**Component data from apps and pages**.
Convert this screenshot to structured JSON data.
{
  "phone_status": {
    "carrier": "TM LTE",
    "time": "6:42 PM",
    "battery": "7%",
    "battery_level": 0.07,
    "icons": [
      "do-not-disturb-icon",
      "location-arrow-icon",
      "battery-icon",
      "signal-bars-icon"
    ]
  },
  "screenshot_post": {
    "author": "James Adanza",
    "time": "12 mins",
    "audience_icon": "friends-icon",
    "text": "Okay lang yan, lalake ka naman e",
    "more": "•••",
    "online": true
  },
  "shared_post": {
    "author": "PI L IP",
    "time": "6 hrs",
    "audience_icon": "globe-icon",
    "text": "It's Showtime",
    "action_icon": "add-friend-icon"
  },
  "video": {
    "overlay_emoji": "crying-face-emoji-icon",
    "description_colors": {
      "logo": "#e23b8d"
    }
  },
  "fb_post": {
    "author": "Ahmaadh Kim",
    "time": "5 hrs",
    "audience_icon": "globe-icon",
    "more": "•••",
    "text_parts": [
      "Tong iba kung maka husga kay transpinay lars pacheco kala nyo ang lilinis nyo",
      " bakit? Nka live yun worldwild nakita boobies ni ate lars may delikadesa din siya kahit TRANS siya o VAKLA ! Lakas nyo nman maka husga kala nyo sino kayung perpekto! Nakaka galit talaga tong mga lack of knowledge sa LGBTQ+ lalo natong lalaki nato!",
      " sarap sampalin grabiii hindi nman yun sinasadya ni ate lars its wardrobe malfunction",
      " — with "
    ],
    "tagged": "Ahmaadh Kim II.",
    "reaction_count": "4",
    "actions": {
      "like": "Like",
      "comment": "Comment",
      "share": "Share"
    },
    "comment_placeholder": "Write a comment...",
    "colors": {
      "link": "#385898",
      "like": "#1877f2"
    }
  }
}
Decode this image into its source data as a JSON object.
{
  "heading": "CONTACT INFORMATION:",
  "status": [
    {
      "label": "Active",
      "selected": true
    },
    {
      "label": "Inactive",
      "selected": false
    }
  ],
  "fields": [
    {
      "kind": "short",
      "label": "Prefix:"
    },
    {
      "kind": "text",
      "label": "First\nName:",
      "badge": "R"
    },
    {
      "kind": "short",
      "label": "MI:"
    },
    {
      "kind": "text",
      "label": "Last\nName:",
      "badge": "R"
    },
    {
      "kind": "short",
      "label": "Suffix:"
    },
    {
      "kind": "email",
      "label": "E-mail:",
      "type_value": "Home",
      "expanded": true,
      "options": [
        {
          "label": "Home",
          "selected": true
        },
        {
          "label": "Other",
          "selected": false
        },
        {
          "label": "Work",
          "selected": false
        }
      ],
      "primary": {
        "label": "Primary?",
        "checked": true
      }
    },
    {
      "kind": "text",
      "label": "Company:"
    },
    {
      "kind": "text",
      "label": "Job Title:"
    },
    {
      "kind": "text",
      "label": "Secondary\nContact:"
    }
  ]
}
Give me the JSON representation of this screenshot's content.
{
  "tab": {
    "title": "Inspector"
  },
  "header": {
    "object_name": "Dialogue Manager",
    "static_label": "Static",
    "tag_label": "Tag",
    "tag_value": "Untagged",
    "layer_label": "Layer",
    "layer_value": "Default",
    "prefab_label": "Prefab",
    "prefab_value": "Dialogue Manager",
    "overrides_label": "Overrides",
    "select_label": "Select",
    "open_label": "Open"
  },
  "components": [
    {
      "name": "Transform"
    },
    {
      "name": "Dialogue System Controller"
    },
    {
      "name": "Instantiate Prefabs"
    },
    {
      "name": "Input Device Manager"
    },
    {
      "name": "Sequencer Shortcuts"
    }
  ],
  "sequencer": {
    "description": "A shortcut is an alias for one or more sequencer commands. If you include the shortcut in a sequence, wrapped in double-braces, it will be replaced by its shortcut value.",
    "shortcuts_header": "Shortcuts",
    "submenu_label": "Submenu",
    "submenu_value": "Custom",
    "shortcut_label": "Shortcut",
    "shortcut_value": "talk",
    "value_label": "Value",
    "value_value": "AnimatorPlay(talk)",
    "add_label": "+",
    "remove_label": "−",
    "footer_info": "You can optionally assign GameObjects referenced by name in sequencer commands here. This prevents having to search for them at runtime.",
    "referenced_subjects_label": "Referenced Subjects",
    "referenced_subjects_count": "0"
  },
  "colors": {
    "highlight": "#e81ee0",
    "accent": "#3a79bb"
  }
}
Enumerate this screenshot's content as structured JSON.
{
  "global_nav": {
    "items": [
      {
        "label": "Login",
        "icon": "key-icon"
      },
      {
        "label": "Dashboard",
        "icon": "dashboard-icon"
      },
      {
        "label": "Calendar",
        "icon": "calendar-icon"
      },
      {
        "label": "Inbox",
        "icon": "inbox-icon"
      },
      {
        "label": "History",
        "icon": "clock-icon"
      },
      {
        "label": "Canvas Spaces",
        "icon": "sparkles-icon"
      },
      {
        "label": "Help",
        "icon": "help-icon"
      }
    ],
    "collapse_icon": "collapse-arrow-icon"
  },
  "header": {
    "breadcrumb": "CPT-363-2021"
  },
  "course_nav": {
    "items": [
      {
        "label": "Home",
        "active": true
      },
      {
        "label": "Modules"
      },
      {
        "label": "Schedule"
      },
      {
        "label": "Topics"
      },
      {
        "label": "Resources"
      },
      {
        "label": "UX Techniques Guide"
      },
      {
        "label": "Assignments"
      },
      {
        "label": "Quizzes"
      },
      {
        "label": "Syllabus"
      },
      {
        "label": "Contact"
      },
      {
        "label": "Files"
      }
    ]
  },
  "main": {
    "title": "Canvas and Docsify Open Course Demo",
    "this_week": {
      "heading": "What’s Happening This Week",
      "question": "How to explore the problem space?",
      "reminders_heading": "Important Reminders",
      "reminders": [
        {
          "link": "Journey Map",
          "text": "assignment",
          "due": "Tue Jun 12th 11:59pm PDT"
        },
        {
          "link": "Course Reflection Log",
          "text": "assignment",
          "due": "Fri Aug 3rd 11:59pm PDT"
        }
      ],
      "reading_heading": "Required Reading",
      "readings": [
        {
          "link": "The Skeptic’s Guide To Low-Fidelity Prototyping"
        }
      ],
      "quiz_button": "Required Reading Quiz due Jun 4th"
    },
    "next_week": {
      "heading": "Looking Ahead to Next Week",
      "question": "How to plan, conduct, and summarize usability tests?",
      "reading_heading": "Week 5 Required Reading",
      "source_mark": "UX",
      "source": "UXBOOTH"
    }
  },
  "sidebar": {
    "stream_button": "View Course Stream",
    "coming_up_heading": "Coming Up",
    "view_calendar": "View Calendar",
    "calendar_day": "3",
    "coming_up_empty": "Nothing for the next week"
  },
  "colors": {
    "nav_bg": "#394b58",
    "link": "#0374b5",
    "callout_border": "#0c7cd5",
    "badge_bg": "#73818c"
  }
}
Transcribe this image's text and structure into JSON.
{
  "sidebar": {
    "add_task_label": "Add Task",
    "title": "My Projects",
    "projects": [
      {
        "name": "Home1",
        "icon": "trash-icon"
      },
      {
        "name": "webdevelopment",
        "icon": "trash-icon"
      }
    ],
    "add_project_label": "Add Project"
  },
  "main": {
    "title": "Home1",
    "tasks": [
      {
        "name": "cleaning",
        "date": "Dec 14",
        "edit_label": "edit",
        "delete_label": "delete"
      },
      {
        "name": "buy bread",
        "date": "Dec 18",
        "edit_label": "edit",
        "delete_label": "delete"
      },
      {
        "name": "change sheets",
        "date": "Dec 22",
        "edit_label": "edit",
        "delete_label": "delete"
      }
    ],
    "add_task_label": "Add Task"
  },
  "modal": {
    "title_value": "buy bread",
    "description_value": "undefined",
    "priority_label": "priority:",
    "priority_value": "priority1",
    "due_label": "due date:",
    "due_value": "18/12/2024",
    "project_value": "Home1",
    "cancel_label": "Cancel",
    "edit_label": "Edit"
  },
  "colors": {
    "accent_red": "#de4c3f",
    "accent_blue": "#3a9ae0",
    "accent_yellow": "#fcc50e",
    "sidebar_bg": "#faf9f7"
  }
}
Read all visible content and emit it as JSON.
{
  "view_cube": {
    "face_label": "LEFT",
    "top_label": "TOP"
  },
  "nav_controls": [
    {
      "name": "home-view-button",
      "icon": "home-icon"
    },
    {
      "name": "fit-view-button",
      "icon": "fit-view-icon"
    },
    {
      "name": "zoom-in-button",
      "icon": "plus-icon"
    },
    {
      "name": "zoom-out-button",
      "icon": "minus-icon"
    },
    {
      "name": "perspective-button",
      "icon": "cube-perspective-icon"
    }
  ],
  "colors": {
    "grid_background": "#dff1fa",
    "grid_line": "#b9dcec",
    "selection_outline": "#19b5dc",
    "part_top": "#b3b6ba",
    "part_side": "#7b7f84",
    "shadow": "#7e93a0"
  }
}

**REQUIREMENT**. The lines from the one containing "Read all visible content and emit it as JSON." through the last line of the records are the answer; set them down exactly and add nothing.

**EXERCISE OUTPUT**.
Read all visible content and emit it as JSON.
{
  "view_cube": {
    "face_label": "LEFT",
    "top_label": "TOP"
  },
  "nav_controls": [
    {
      "name": "home-view-button",
      "icon": "home-icon"
    },
    {
      "name": "fit-view-button",
      "icon": "fit-view-icon"
    },
    {
      "name": "zoom-in-button",
      "icon": "plus-icon"
    },
    {
      "name": "zoom-out-button",
      "icon": "minus-icon"
    },
    {
      "name": "perspective-button",
      "icon": "cube-perspective-icon"
    }
  ],
  "colors": {
    "grid_background": "#dff1fa",
    "grid_line": "#b9dcec",
    "selection_outline": "#19b5dc",
    "part_top": "#b3b6ba",
    "part_side": "#7b7f84",
    "shadow": "#7e93a0"
  }
}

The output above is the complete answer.